Insomnia a reality for all NRL coaches
INCONSISTENCY is the coach’s greatest enemy. Injuries, suspensions, media, meddling directors, quarrelsome partners all cause angst, but the one aspect of a coach’s life sure to cause him to stare at the bedroom ceiling at 2am is a team that loses the easy games after winning the big ones.
The Rabbitohs can’t be called easybeats, but Roosters coach Trent Robinson wouldn’t have had much sleep after his apparently in-form Roosters were listless against Souths on Thursday night.
Today’s Sea Eagles versus Wests Tigers match pits an inconsistent team against a consistent one.
The Sea Eagles have gone loss, win, loss, win, loss to date, but what would frustrate coach Trent Barrett even more are the margins of victory and defeat: winning by 54 points against the Eels in round two and losing to the Rabbitohs by 28 points the next week.
Ditto for a 16-point win over the Raiders followed by a 12-point loss to the Titans.
Wests Tigers, however, are 4-1, having relied on a strong defensive effort and taken the few options available in attack to defeat the premiers, Melbourne, twice. Had the referee not erred in a game against the Broncos, they would be 5-0.
Complacency is the usual suspect for inconsistent form. A team coming off a strong performance adopts the attitude it merely has to turn up to get the same result. Yet it’s been long established that the ‘‘on any given Sunday’’ rule applies in the NRL. That is, the competition is so even, as a result of the salary cap, player transfers and coach movement, that any team is capable of causing an upset.
Still, it’s hard to beat that message into players’ heads.
The Storm have enjoyed great success in milestone games and probably assumed that Billy Slater’s 300th game and Craig Bellamy’s 400th game would get them home against Wests Tigers in rounds two and five, but they were beaten both times.
However, there is another factor that may explain inconsistency, and it’s often not admitted, nor addressed.
Top talent in the NRL is spread very thinly and all teams have weaknesses. If a team has no obvious deficiency in the starting 13, it will have a potential fragility on the bench. In other words, there are simply not enough players of first-grade standard in the NRL to supply 16 clubs with strong enough rosters to cover injury and the loss of talent to representative football.
When you see a player repeat the same mistakes, despite the corrective efforts of some of the code’s best coaches, you come to the conclusion expansion in the NRL is sheer folly.
A team may win three or four consecutive games, energising its supporters, but as the hype builds, and possibly the match preparation of the marginal player diminishes, his performance drops off.
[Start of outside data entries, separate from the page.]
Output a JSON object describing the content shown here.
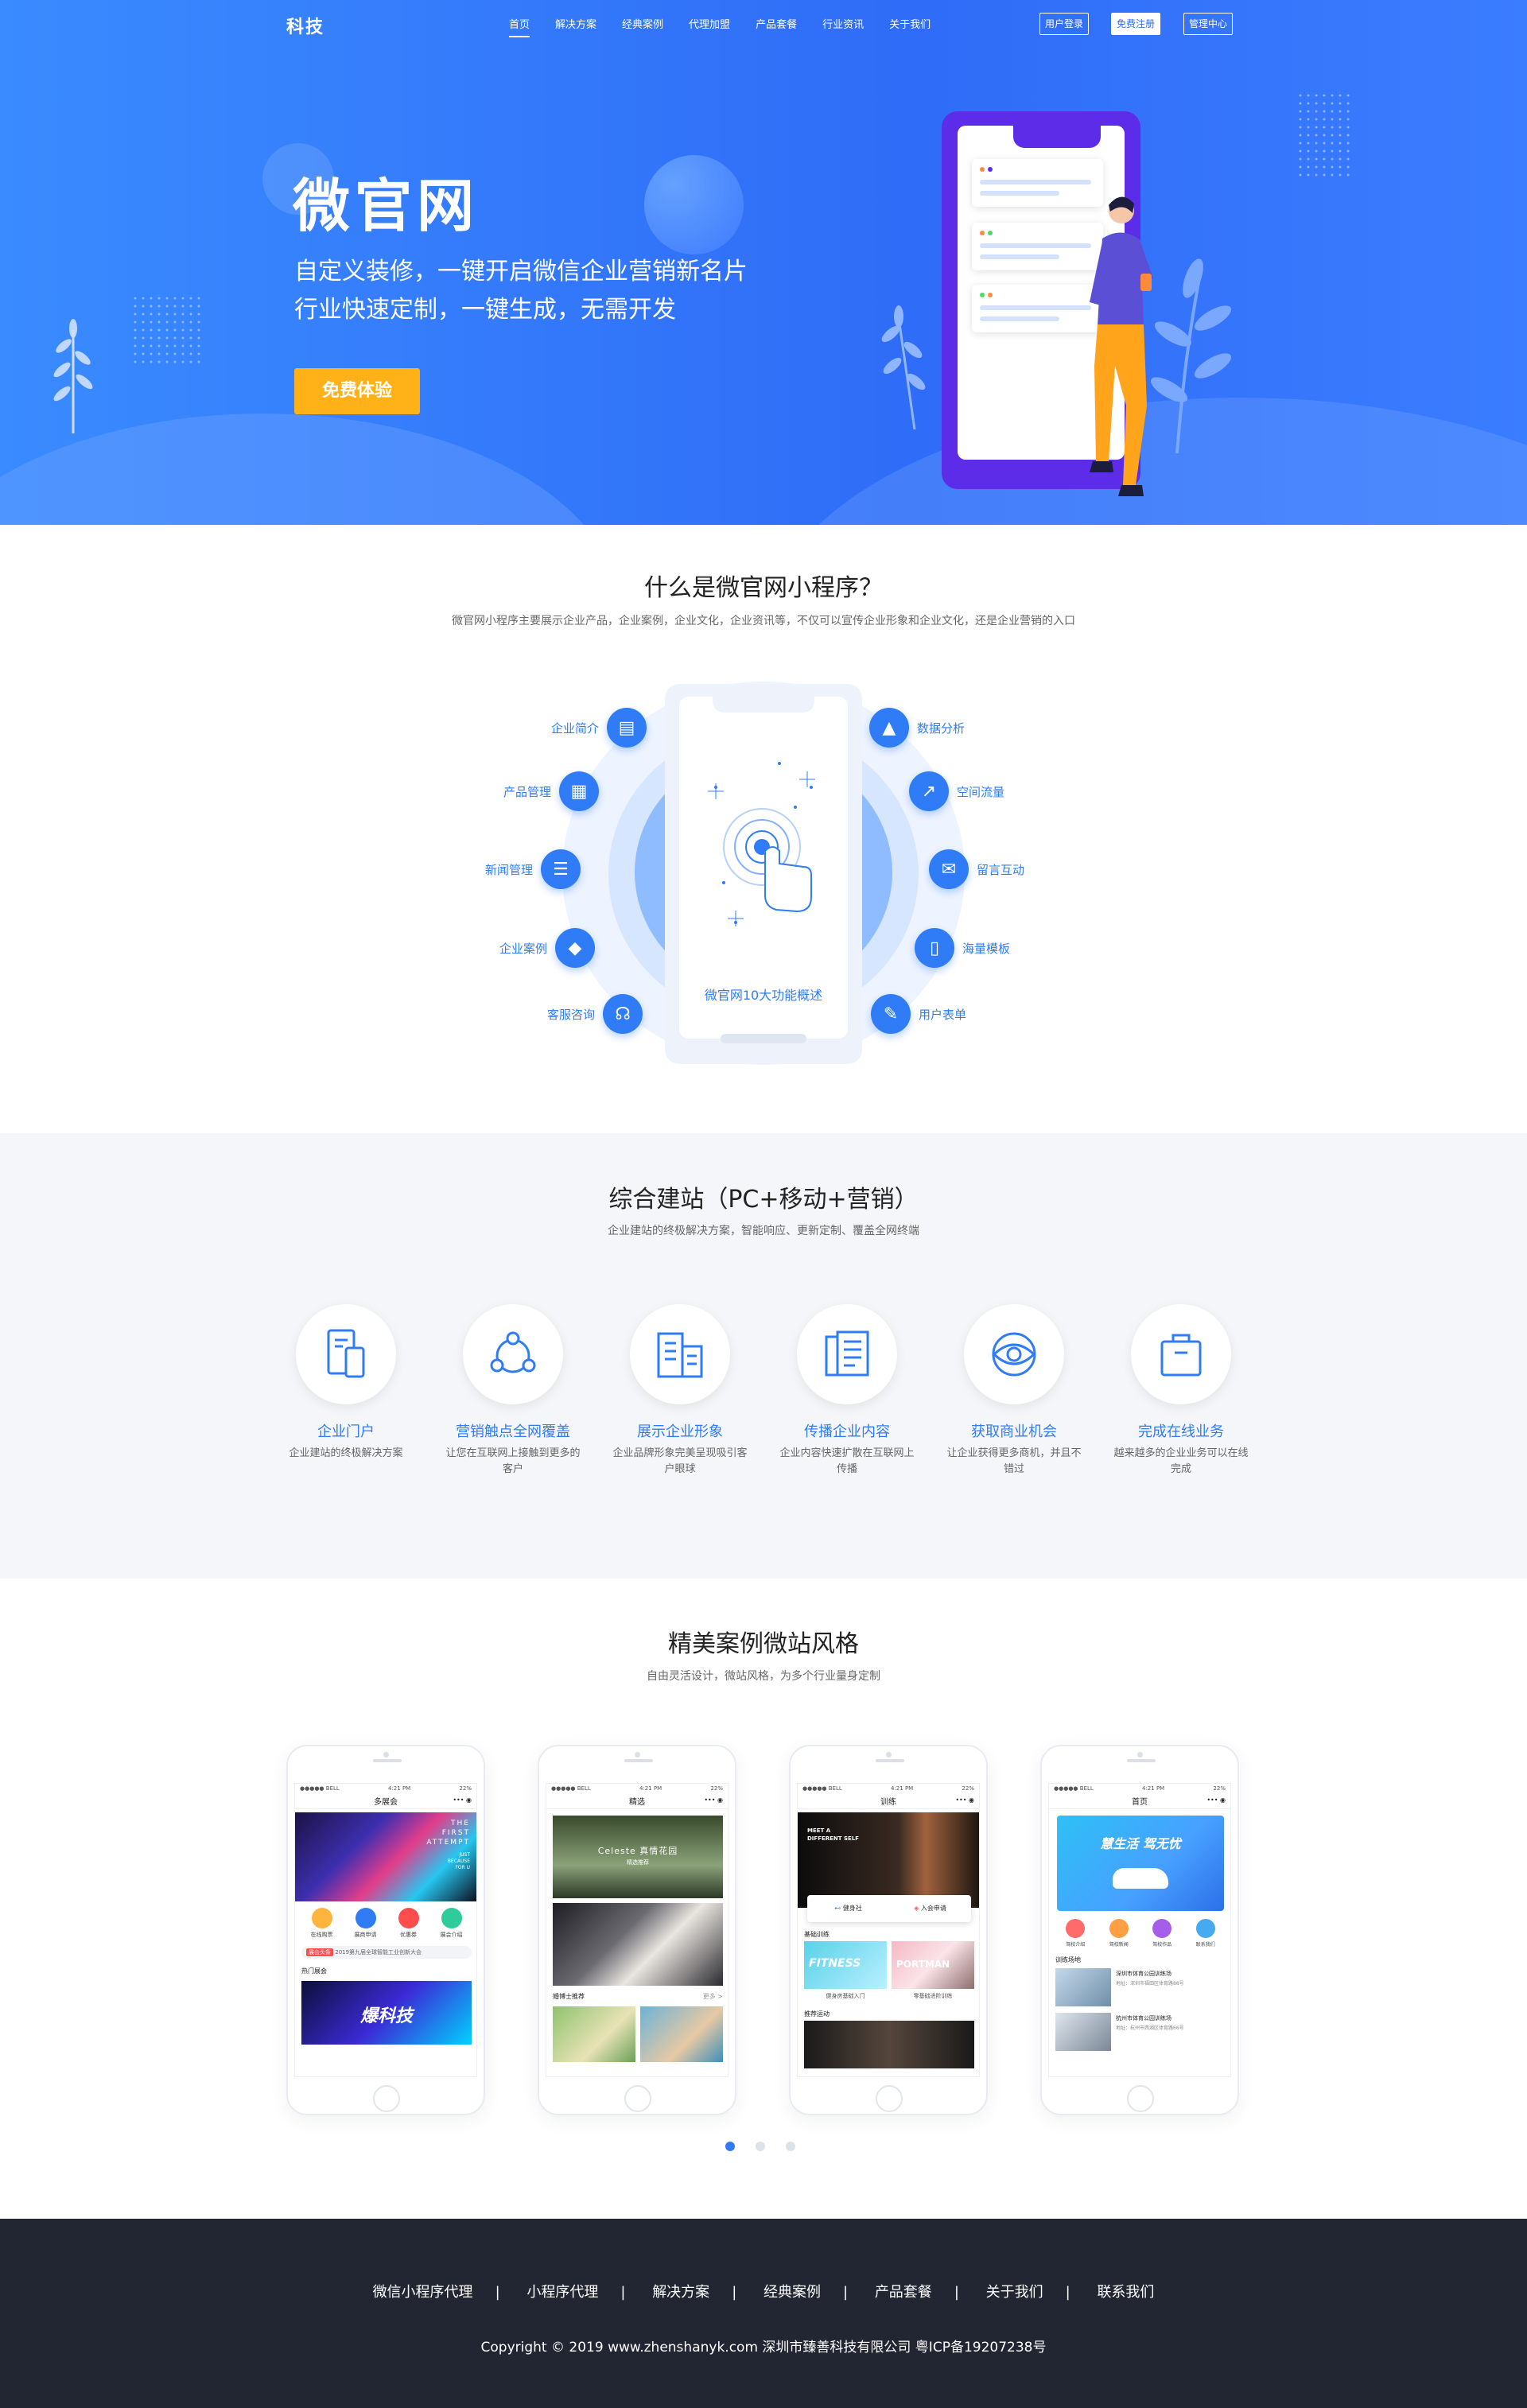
{
  "nav": {
    "logo": "科技",
    "menu": [
      "首页",
      "解决方案",
      "经典案例",
      "代理加盟",
      "产品套餐",
      "行业资讯",
      "关于我们"
    ],
    "login": "用户登录",
    "register": "免费注册",
    "admin": "管理中心"
  },
  "hero": {
    "title": "微官网",
    "line1": "自定义装修，一键开启微信企业营销新名片",
    "line2": "行业快速定制，一键生成，无需开发",
    "cta": "免费体验"
  },
  "about": {
    "title": "什么是微官网小程序？",
    "subtitle": "微官网小程序主要展示企业产品，企业案例，企业文化，企业资讯等，不仅可以宣传企业形象和企业文化，还是企业营销的入口",
    "caption": "微官网10大功能概述",
    "left_features": [
      {
        "label": "企业简介",
        "icon": "book-icon"
      },
      {
        "label": "产品管理",
        "icon": "grid-icon"
      },
      {
        "label": "新闻管理",
        "icon": "news-icon"
      },
      {
        "label": "企业案例",
        "icon": "cube-icon"
      },
      {
        "label": "客服咨询",
        "icon": "headset-icon"
      }
    ],
    "right_features": [
      {
        "label": "数据分析",
        "icon": "chart-icon"
      },
      {
        "label": "空间流量",
        "icon": "trend-icon"
      },
      {
        "label": "留言互动",
        "icon": "chat-icon"
      },
      {
        "label": "海量模板",
        "icon": "mobile-icon"
      },
      {
        "label": "用户表单",
        "icon": "form-icon"
      }
    ]
  },
  "site": {
    "title": "综合建站（PC+移动+营销）",
    "subtitle": "企业建站的终极解决方案，智能响应、更新定制、覆盖全网终端",
    "services": [
      {
        "name": "企业门户",
        "desc": "企业建站的终极解决方案",
        "icon": "devices-icon"
      },
      {
        "name": "营销触点全网覆盖",
        "desc": "让您在互联网上接触到更多的客户",
        "icon": "network-icon"
      },
      {
        "name": "展示企业形象",
        "desc": "企业品牌形象完美呈现吸引客户眼球",
        "icon": "building-icon"
      },
      {
        "name": "传播企业内容",
        "desc": "企业内容快速扩散在互联网上传播",
        "icon": "document-icon"
      },
      {
        "name": "获取商业机会",
        "desc": "让企业获得更多商机，并且不错过",
        "icon": "eye-icon"
      },
      {
        "name": "完成在线业务",
        "desc": "越来越多的企业业务可以在线完成",
        "icon": "bag-icon"
      }
    ]
  },
  "cases": {
    "title": "精美案例微站风格",
    "subtitle": "自由灵活设计，微站风格，为多个行业量身定制",
    "phones": [
      {
        "title": "多展会",
        "carrier": "●●●●● BELL",
        "time": "4:21 PM",
        "battery": "22%"
      },
      {
        "title": "精选",
        "carrier": "●●●●● BELL",
        "time": "4:21 PM",
        "battery": "22%"
      },
      {
        "title": "训练",
        "carrier": "●●●●● BELL",
        "time": "4:21 PM",
        "battery": "22%"
      },
      {
        "title": "首页",
        "carrier": "●●●●● BELL",
        "time": "4:21 PM",
        "battery": "22%"
      }
    ],
    "p1": {
      "banner_lines": [
        "THE",
        "FIRST",
        "ATTEMPT",
        "JUST",
        "BECAUSE",
        "FOR U"
      ],
      "icons": [
        "在线购票",
        "展商申请",
        "优惠券",
        "展会介绍"
      ],
      "notice_tag": "展会头条",
      "notice": "2019第九届全球智能工业创新大会",
      "hot": "热门展会",
      "banner2": "爆科技"
    },
    "p2": {
      "banner": "Celeste 真情花园",
      "banner_sub": "精选推荐",
      "list_title": "婚博士推荐",
      "more": "更多 >"
    },
    "p3": {
      "banner": "MEET A DIFFERENT SELF",
      "btn1": "健身社",
      "btn2": "入会申请",
      "sec1": "基础训练",
      "card1": "FITNESS",
      "card1_cap": "健身房基础入门",
      "card2": "PORTMAN",
      "card2_cap": "零基础进阶训练",
      "sec2": "推荐运动"
    },
    "p4": {
      "banner": "慧生活 驾无忧",
      "icons": [
        "驾校介绍",
        "驾校新闻",
        "驾校作品",
        "联系我们"
      ],
      "sec": "训练场地",
      "item1": "深圳市体育公园训练场",
      "item1_addr": "地址：深圳市福田区体育路88号",
      "item2": "杭州市体育公园训练场",
      "item2_addr": "地址：杭州市西湖区体育路66号"
    }
  },
  "footer": {
    "links": [
      "微信小程序代理",
      "小程序代理",
      "解决方案",
      "经典案例",
      "产品套餐",
      "关于我们",
      "联系我们"
    ],
    "separator": "|",
    "copyright": "Copyright  ©  2019 www.zhenshanyk.com  深圳市臻善科技有限公司  粤ICP备19207238号"
  },
  "colors": {
    "primary": "#2f7cf6",
    "hero_gradient": "#3a8bff",
    "cta": "#ffb117",
    "footer": "#222633",
    "illustration_phone": "#5c2ce8"
  }
}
They’re called ‘‘rocks and diamonds’’ players, meaning they have inbuilt flaws and are capable of sparkling moments, but the weaknesses are exposed when they fail to polish their preparation.
A smart coach will anticipate this and rest the player before he is caught out, but this is only possible if he has an able replacement.
Another contributor to the apparent inconsistency of results is the weather. A team playing on a hot day, so early in the season, risks dropping the sweaty ball. It’s convenient to say the conditions are the same for both teams, but momentum is a powerful force in rugby league.
The team that drops the ball early in the tackle count can be quickly under assault, expend energy in defence and have little left for attack. It then continues to drop the ball in a swiftly spinning vicious circle. In other words, a team enjoying 60:40 possession on a hot day rarely loses, irrespective of the talent difference with the opposition team.
The Sea Eagles played at Gladstone at 2pm last Sunday, losing to the Titans who would have trained for the full preseason in humid conditions on the Gold Coast.
They also lost to the Rabbitohs at 5.30pm at Homebush. Their record points win over Parramatta came in a round two game played in searing heat at Brookvale at 2pm, but a frustrated Eels conceded too many late-set piggy-back penalties, gifting Manly quality possession.
Wests Tigers have also played in hot conditions, defeating the Eels in a 4pm Easter Monday game, but their victories over the Storm have been in milder Melbourne and dewy Auckland.
Another contributor to the apparent inconsistency of results in the NRL is the improvement of the team beaten the previous week.
Wests Tigers coach Ivan Cleary may have noted a failure of Manly’s forwards to communicate in defence on their line, but if Barrett spent a week drilling his pack, the hoped for weaknesses don’t appear.
Solomone Kata makes a break for the Warriors during their loss to the Broncos.